**TASK STATEMENT**
Each of the lines from the one that contains "Transcribe this image's" to the end of the entries below should be output exactly.
** Opening SOURCE RECORDS block **
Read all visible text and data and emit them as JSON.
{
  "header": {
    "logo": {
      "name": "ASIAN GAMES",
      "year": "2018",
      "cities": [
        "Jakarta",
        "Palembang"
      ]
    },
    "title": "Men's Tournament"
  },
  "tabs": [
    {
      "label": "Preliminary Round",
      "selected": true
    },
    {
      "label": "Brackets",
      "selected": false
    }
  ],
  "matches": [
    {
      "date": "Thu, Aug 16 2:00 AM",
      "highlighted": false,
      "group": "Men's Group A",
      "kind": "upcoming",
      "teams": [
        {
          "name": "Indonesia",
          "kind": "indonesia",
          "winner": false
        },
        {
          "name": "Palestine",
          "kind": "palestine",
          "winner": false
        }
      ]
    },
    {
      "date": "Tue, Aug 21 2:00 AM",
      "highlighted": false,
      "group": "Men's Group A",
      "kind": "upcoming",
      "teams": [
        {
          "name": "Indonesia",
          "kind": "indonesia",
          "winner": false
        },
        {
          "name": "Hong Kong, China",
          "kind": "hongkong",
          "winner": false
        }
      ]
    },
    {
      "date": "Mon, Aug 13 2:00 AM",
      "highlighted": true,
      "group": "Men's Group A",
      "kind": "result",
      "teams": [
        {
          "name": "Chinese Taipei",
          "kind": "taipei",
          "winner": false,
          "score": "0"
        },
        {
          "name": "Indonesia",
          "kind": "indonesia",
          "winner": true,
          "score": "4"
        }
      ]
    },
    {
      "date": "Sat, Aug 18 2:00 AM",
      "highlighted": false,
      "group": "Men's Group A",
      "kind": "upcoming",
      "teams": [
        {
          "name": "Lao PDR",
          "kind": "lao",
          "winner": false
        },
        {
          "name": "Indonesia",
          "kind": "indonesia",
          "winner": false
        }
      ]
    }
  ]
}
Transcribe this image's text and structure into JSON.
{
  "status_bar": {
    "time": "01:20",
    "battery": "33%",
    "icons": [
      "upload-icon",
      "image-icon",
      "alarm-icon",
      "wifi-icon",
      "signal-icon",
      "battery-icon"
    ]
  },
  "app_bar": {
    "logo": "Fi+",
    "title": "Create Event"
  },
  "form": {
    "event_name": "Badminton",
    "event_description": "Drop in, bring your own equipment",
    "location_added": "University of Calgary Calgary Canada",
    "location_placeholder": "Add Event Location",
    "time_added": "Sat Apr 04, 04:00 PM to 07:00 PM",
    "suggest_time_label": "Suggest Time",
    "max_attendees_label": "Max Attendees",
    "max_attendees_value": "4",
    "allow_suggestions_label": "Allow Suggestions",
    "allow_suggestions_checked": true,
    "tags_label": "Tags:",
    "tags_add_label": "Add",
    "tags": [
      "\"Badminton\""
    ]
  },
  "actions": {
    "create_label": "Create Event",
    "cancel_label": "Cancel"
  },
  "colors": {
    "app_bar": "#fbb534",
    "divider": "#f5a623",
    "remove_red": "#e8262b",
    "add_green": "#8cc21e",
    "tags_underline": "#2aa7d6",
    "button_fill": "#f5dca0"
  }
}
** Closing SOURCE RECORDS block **
**WRITTEN RESPONSE**
Transcribe this image's text and structure into JSON.
{
  "status_bar": {
    "time": "01:20",
    "battery": "33%",
    "icons": [
      "upload-icon",
      "image-icon",
      "alarm-icon",
      "wifi-icon",
      "signal-icon",
      "battery-icon"
    ]
  },
  "app_bar": {
    "logo": "Fi+",
    "title": "Create Event"
  },
  "form": {
    "event_name": "Badminton",
    "event_description": "Drop in, bring your own equipment",
    "location_added": "University of Calgary Calgary Canada",
    "location_placeholder": "Add Event Location",
    "time_added": "Sat Apr 04, 04:00 PM to 07:00 PM",
    "suggest_time_label": "Suggest Time",
    "max_attendees_label": "Max Attendees",
    "max_attendees_value": "4",
    "allow_suggestions_label": "Allow Suggestions",
    "allow_suggestions_checked": true,
    "tags_label": "Tags:",
    "tags_add_label": "Add",
    "tags": [
      "\"Badminton\""
    ]
  },
  "actions": {
    "create_label": "Create Event",
    "cancel_label": "Cancel"
  },
  "colors": {
    "app_bar": "#fbb534",
    "divider": "#f5a623",
    "remove_red": "#e8262b",
    "add_green": "#8cc21e",
    "tags_underline": "#2aa7d6",
    "button_fill": "#f5dca0"
  }
}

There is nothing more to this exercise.